● Exercise goal: Go through the entries one line at a time, and gather every line that has the word "this".

● Exercise input:

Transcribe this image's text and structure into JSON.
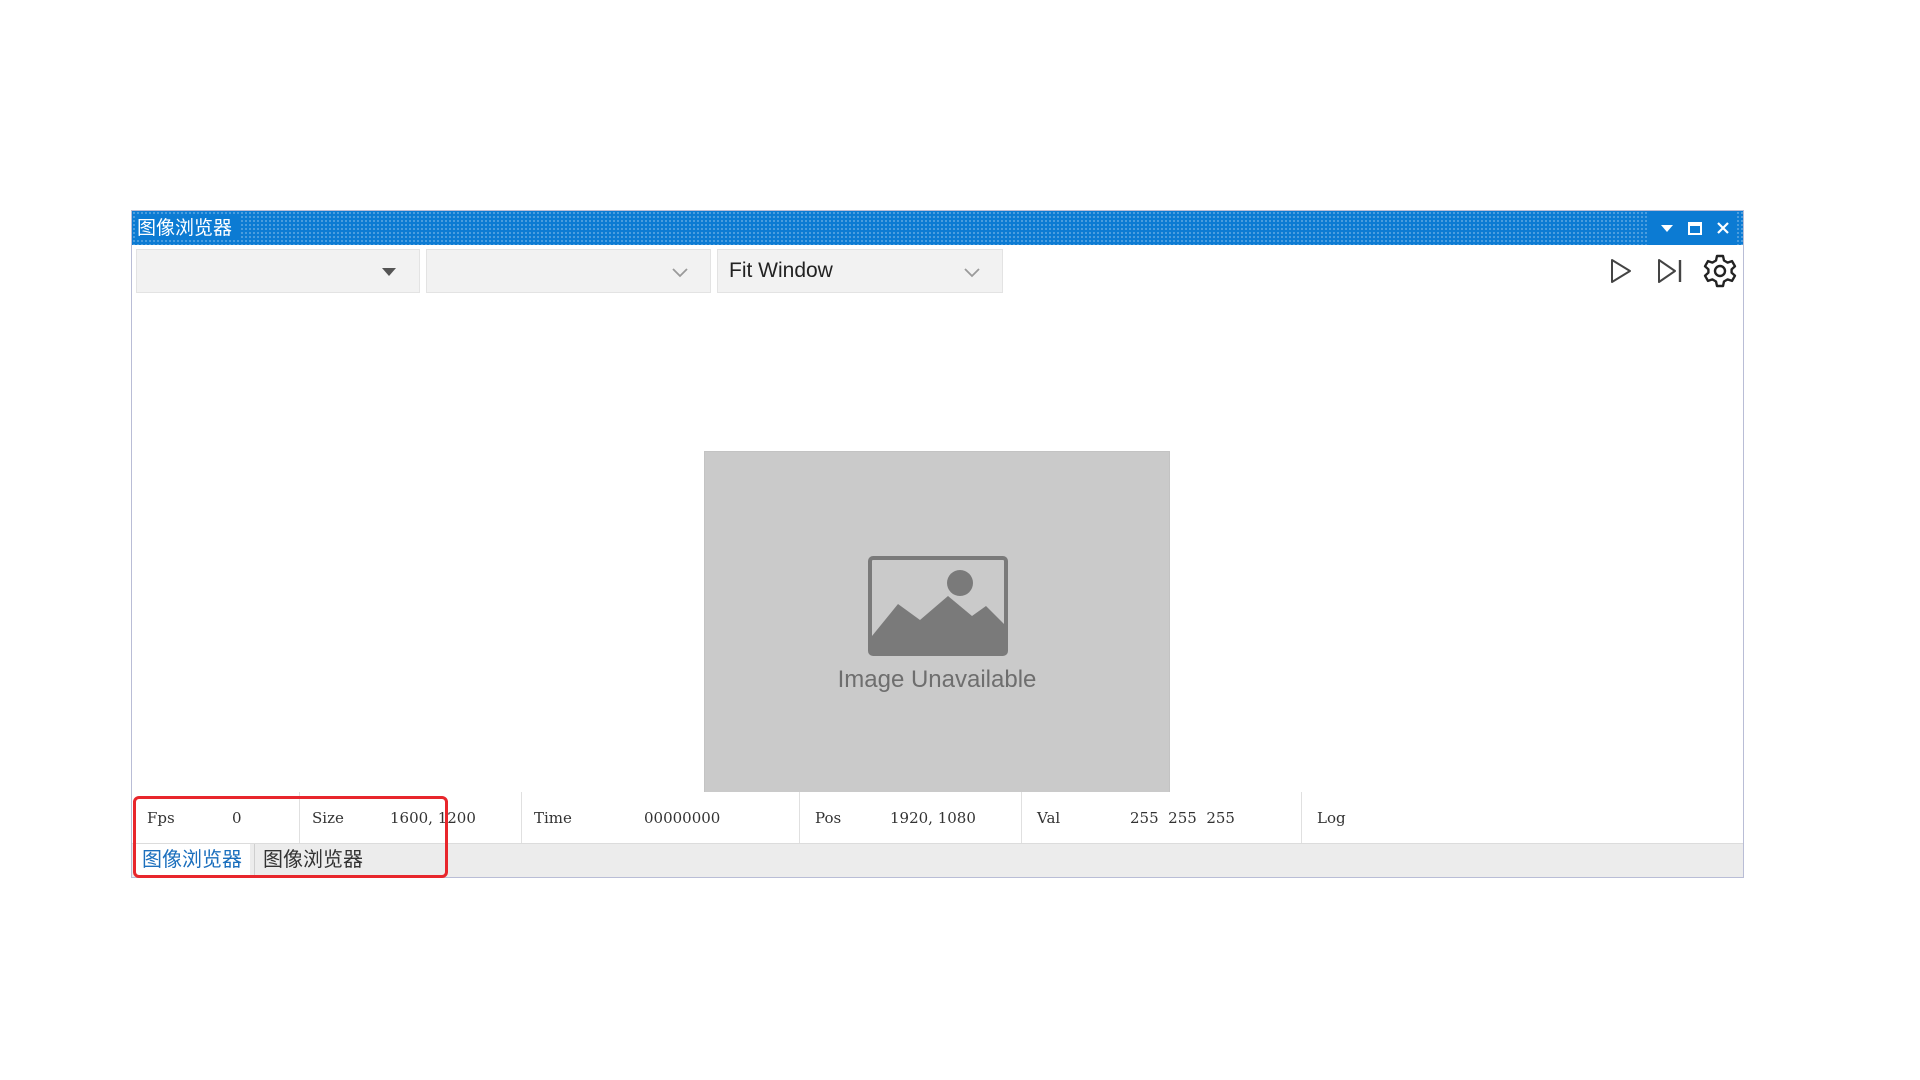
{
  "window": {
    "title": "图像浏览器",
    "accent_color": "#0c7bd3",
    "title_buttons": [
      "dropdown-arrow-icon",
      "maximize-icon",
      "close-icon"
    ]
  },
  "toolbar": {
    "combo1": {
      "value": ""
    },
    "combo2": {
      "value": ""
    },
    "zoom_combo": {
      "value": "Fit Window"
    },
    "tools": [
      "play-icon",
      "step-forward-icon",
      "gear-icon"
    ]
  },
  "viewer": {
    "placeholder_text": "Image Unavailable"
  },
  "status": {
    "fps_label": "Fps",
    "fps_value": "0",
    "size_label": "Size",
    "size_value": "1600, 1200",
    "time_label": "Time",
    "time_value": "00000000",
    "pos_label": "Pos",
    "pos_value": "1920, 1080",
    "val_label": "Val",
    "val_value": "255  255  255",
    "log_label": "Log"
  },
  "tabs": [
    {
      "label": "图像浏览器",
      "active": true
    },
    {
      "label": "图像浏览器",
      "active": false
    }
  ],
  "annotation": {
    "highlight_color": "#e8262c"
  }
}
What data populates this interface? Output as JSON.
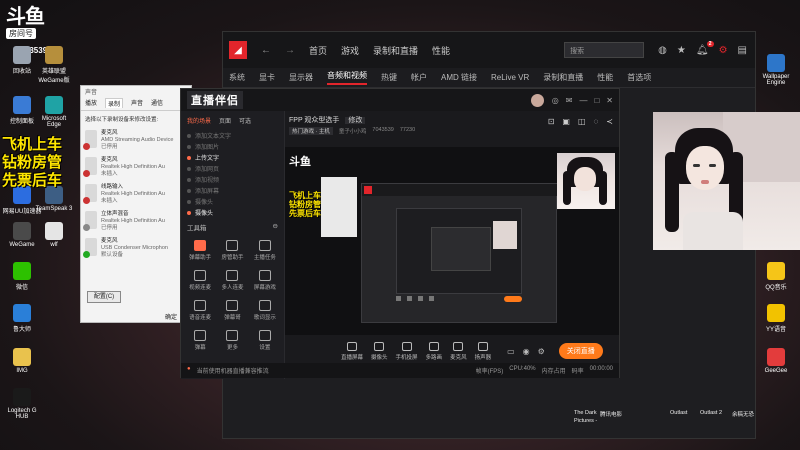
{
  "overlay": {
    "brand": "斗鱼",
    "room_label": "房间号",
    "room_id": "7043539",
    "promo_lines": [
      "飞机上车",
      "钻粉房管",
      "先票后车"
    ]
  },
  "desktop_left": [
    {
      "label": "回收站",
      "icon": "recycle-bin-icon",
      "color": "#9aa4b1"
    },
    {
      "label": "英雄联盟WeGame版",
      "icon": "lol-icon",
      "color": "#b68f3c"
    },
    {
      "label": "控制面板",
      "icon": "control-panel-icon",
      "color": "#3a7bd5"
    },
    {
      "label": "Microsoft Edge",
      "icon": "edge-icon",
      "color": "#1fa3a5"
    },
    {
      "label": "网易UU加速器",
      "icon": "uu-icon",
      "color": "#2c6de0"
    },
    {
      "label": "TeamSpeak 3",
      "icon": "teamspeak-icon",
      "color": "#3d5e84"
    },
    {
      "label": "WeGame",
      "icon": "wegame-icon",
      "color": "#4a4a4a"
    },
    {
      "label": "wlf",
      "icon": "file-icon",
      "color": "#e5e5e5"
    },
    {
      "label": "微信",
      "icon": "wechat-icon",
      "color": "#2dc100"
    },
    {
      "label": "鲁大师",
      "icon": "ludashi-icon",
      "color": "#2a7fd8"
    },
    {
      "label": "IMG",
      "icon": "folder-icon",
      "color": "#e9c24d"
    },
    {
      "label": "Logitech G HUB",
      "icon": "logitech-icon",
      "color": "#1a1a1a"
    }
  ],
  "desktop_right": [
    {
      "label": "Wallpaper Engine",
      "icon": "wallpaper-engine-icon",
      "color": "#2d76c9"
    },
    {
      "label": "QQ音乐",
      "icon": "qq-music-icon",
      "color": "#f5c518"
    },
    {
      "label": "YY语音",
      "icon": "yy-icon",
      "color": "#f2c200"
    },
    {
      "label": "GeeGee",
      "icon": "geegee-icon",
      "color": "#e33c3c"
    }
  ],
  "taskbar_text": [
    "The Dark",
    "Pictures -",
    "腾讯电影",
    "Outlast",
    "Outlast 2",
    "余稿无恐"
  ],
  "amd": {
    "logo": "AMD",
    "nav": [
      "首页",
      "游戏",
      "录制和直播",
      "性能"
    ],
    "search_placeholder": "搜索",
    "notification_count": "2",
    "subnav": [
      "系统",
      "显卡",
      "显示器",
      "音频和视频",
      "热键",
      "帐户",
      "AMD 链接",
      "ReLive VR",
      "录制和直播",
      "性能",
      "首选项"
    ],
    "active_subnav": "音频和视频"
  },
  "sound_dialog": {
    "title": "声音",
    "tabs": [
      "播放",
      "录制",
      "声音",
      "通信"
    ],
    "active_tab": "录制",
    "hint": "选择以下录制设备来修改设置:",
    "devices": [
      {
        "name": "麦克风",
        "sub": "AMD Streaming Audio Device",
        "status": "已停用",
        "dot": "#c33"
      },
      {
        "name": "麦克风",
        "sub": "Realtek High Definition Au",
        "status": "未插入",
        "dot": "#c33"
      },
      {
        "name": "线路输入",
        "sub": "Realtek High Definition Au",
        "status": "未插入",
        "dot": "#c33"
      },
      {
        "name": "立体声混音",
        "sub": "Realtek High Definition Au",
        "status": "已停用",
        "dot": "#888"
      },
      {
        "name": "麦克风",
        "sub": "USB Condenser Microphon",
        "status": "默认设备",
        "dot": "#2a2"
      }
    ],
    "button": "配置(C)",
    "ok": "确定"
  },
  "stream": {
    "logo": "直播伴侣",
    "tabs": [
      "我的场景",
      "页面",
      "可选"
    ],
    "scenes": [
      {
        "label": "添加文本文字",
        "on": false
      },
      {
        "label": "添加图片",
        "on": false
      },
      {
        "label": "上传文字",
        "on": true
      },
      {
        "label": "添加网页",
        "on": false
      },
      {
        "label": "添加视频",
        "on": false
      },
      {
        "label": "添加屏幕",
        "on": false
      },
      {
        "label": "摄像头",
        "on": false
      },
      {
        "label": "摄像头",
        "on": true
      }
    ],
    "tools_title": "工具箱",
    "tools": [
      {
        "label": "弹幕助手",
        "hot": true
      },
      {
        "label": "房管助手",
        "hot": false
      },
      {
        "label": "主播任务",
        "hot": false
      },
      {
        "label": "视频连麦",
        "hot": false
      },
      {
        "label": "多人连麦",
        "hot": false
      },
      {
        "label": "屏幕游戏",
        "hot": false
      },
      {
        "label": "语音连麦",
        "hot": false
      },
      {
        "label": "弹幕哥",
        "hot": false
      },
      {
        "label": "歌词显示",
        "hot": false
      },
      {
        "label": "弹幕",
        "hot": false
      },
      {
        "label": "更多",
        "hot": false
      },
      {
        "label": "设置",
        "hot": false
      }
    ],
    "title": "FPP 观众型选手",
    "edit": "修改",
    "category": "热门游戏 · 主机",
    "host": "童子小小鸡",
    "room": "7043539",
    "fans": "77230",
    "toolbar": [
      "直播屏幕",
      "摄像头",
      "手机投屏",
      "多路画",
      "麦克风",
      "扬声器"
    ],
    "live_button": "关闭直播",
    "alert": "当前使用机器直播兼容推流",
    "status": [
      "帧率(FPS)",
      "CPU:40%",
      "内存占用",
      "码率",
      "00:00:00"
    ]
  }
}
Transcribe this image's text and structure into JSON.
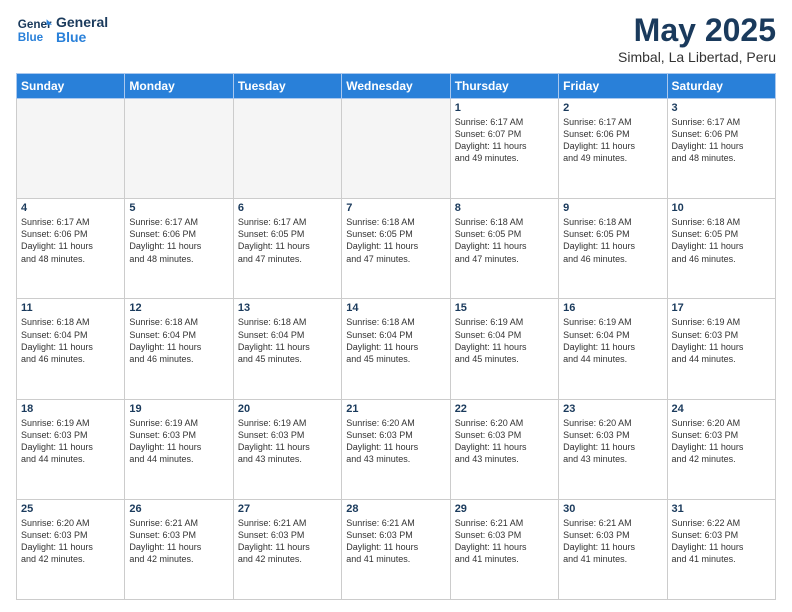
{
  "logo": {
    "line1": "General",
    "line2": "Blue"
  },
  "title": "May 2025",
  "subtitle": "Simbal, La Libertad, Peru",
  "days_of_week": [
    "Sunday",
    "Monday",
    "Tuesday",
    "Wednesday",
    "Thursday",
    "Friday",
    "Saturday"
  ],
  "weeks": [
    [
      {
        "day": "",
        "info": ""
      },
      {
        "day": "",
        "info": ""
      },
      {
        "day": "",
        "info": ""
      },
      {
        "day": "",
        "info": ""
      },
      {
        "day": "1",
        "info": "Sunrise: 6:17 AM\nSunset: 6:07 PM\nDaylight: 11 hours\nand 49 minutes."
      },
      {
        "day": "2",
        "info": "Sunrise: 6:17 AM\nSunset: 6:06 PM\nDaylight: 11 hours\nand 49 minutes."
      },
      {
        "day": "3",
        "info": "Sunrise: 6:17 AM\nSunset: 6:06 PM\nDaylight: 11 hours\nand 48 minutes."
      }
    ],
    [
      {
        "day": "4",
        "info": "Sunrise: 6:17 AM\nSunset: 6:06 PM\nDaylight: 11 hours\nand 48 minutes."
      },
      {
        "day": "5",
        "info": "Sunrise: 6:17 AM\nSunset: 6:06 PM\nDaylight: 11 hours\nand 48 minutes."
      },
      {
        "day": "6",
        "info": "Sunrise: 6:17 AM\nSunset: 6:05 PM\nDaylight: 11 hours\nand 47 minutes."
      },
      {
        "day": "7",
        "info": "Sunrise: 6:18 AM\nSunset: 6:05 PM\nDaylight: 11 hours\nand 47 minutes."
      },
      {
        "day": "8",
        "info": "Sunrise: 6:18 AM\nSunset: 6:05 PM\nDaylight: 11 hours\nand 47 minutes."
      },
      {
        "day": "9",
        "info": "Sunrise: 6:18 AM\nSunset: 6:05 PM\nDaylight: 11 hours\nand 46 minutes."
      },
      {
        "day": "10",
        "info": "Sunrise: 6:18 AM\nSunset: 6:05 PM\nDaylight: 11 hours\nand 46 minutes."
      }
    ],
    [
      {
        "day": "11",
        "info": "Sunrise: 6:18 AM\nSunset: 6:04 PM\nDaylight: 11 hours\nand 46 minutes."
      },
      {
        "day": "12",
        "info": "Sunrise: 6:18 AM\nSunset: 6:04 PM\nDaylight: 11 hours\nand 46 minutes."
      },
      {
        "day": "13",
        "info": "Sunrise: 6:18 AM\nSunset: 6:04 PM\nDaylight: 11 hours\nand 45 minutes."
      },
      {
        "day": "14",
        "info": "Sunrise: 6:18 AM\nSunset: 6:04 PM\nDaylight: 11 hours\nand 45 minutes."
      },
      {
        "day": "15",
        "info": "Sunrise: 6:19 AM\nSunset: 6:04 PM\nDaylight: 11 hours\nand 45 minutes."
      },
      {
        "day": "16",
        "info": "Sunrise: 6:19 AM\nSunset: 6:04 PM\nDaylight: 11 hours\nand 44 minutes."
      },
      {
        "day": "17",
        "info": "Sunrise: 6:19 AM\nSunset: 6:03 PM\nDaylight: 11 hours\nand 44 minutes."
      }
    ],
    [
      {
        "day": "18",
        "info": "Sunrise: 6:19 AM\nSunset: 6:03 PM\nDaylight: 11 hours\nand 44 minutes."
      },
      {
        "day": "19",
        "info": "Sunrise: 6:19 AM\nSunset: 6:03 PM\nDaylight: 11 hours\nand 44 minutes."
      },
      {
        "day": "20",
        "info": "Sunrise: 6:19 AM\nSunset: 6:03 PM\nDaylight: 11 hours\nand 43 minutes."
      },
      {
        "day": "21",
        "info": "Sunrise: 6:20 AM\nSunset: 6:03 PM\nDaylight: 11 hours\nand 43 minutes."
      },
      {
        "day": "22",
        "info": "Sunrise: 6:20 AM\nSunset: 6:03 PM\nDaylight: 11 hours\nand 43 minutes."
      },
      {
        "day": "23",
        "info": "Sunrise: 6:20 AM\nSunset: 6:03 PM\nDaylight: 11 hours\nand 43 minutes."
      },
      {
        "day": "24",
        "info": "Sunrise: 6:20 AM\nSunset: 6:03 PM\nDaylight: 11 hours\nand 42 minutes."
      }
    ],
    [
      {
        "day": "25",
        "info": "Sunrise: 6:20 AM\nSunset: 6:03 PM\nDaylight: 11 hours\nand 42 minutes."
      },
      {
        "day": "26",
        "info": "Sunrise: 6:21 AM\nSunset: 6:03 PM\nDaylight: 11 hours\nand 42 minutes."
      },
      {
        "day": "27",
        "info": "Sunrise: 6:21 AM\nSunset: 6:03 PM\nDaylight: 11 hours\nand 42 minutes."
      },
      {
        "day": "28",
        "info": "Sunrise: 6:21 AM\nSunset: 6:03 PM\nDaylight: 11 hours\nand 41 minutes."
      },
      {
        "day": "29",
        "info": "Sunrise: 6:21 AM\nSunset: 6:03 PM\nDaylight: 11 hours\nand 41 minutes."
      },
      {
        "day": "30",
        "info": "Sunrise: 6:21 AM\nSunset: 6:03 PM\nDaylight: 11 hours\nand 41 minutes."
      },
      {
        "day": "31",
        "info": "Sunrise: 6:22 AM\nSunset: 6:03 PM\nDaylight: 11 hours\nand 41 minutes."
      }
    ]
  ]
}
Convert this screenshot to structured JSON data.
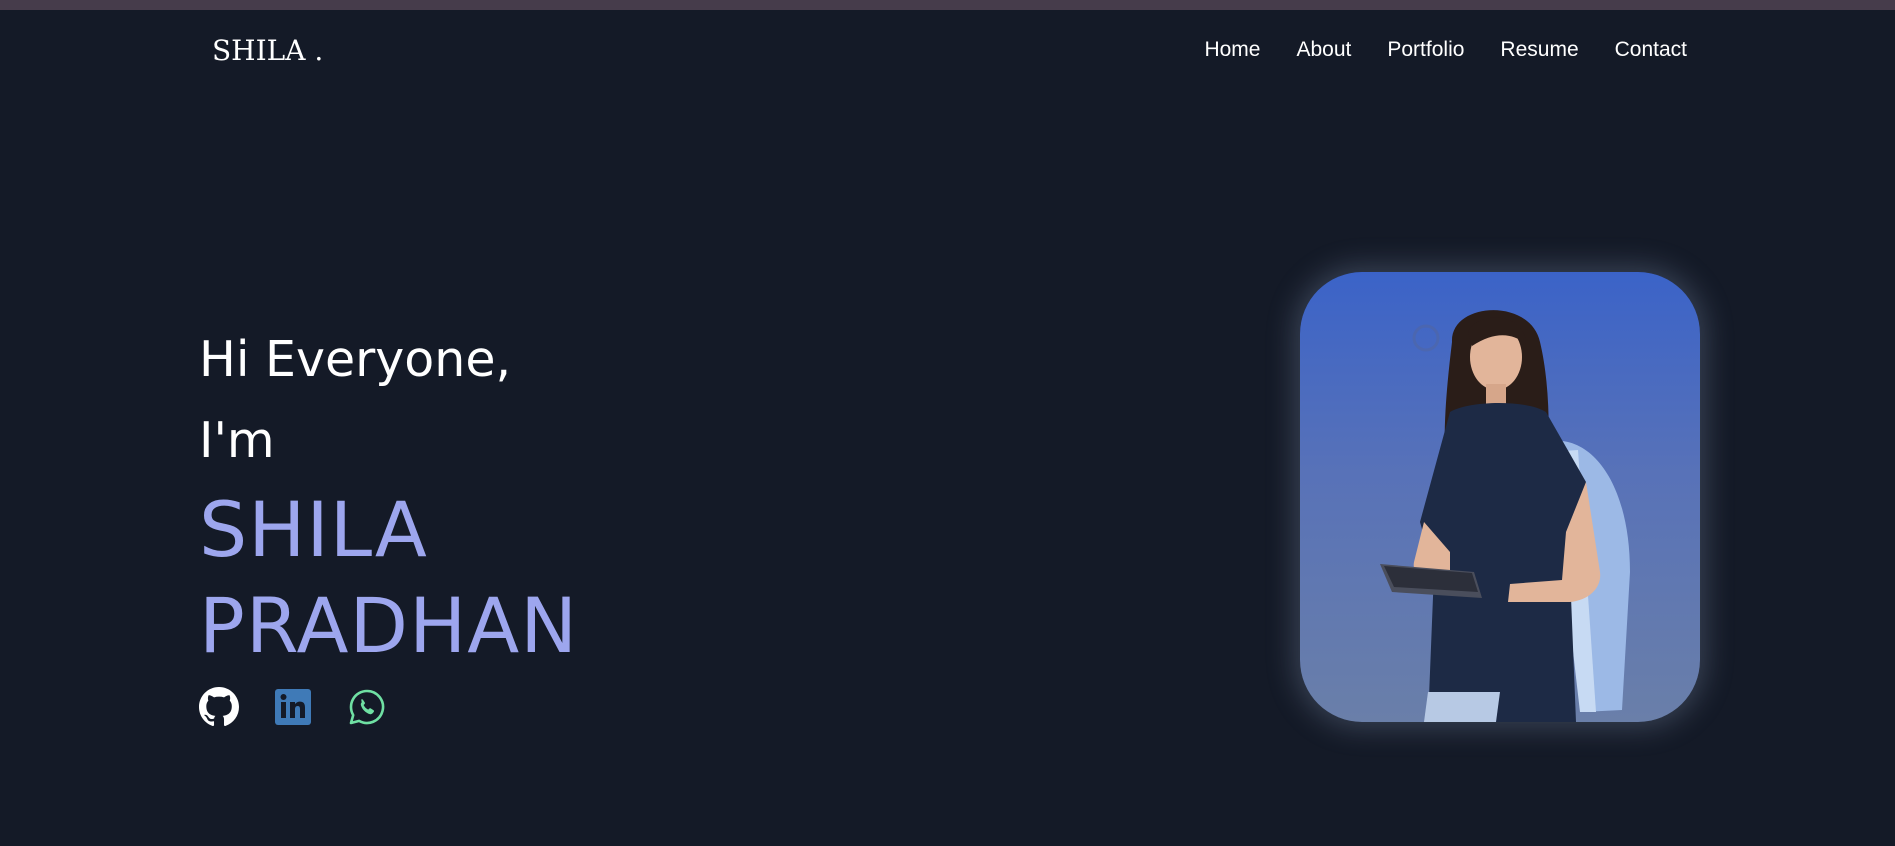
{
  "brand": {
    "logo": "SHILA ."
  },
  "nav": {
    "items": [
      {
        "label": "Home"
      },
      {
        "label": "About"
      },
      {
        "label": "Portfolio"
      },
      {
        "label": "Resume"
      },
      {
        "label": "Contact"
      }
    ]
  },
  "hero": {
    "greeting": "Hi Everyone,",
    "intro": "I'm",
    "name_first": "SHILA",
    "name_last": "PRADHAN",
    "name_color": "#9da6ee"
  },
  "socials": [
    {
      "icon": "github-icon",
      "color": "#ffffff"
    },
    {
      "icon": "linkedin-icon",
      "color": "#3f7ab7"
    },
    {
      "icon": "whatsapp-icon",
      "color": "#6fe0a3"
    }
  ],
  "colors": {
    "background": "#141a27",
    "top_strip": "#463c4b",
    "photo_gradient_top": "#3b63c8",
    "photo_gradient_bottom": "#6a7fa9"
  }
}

● Written response:
Transcribe this image's text and structure into JSON.
What data populates this interface? Output as JSON.
Transcribe this image's text and structure into JSON.
Convert this screenshot to structured JSON data.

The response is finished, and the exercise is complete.